[Data Boundary: Start]

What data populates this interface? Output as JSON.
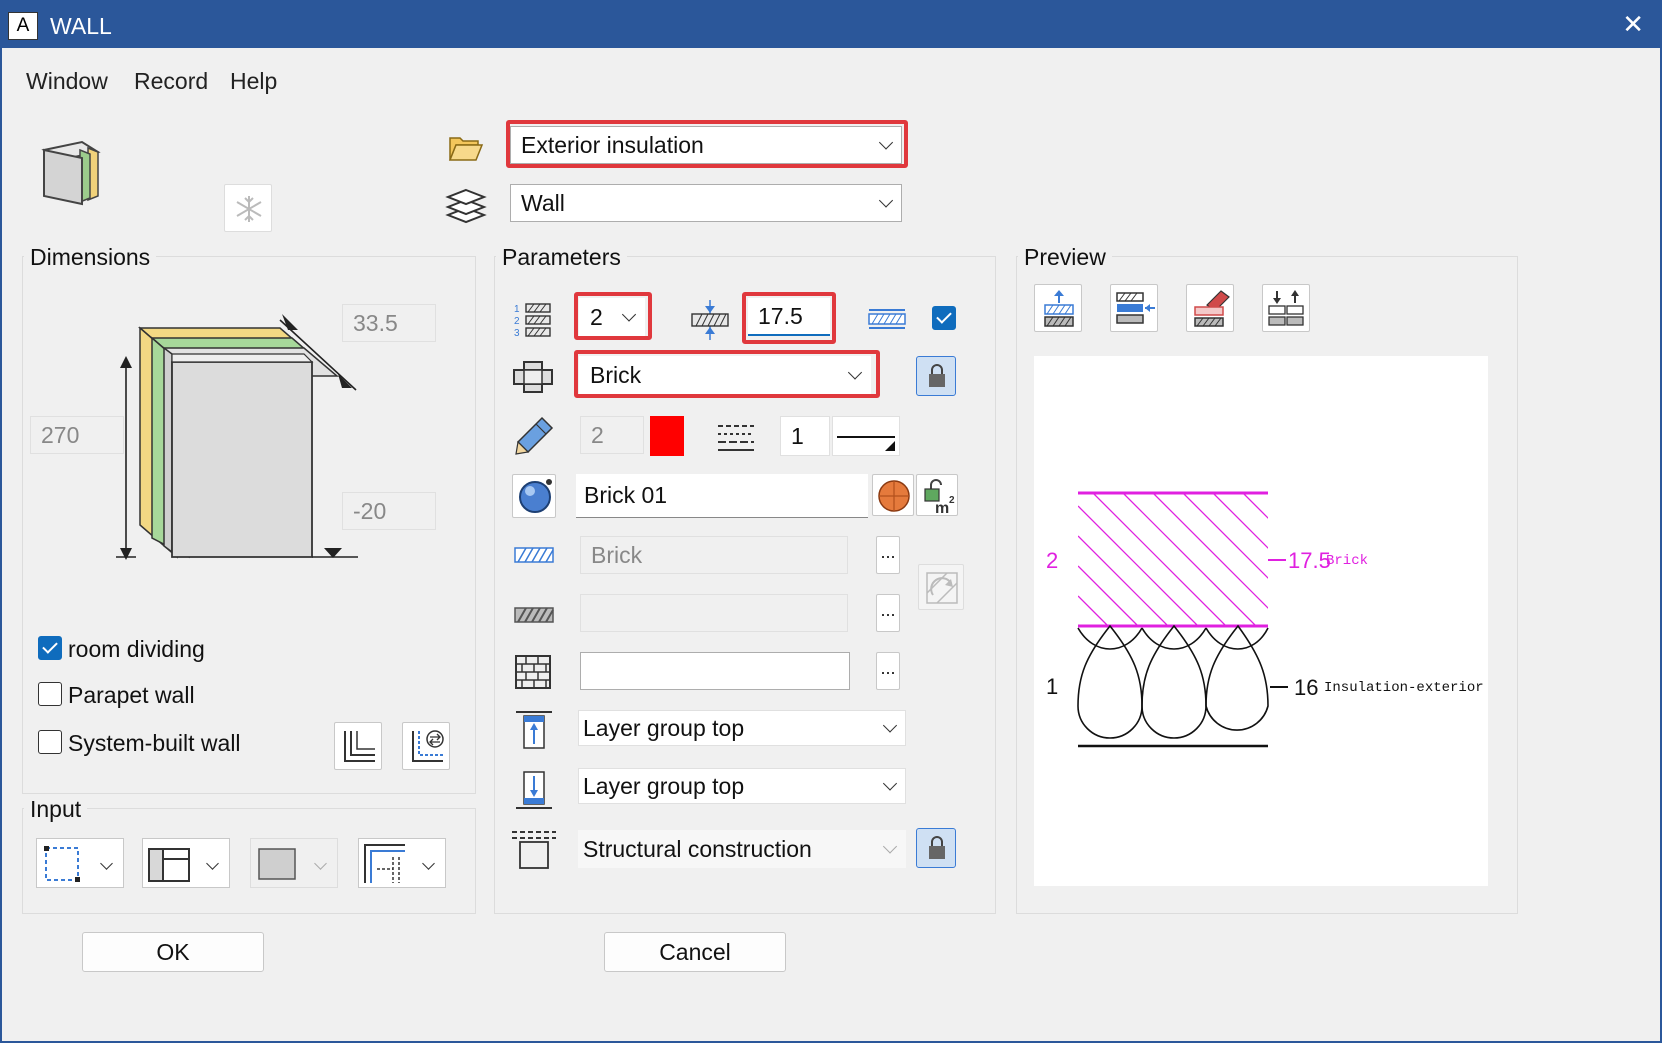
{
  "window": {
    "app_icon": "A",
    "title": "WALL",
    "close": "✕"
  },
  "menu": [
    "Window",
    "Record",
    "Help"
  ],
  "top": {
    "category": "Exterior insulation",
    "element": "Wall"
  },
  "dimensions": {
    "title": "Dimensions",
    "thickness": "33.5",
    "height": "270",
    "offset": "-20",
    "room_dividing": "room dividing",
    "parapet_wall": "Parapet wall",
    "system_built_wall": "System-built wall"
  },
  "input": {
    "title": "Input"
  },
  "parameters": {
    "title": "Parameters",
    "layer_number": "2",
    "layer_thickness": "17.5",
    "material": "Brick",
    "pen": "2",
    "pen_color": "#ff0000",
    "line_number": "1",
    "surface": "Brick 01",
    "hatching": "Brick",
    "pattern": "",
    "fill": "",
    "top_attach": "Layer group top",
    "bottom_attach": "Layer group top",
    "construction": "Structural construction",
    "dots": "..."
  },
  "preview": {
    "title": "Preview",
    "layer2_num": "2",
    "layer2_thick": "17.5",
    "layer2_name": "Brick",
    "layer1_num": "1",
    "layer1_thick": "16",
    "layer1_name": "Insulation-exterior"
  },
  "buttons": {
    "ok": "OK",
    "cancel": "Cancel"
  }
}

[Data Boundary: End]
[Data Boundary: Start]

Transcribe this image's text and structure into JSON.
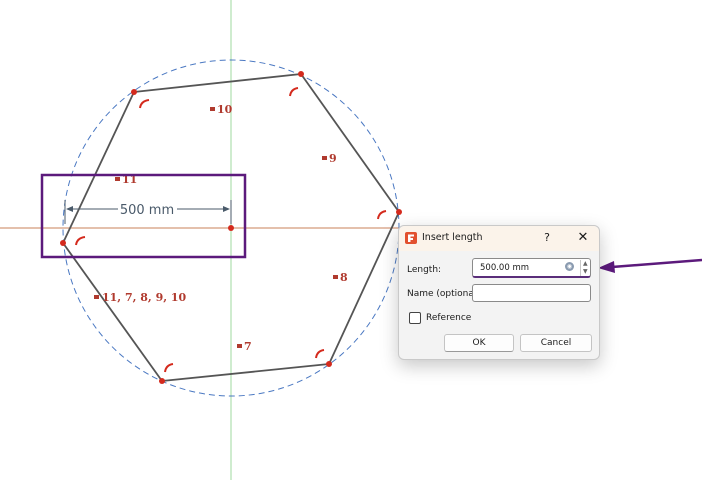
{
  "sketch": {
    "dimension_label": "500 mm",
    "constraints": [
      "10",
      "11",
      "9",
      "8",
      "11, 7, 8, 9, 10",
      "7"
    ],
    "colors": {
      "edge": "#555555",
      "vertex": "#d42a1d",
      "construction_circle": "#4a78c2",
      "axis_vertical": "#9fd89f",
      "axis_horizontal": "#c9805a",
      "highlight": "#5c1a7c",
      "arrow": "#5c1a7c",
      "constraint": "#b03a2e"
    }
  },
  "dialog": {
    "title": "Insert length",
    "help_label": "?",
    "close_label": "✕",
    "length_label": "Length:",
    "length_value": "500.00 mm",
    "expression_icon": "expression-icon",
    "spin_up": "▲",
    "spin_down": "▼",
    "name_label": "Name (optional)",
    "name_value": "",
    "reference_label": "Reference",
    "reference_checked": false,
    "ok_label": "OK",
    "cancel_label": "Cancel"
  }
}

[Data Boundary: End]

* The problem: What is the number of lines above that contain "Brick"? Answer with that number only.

* Task response: 4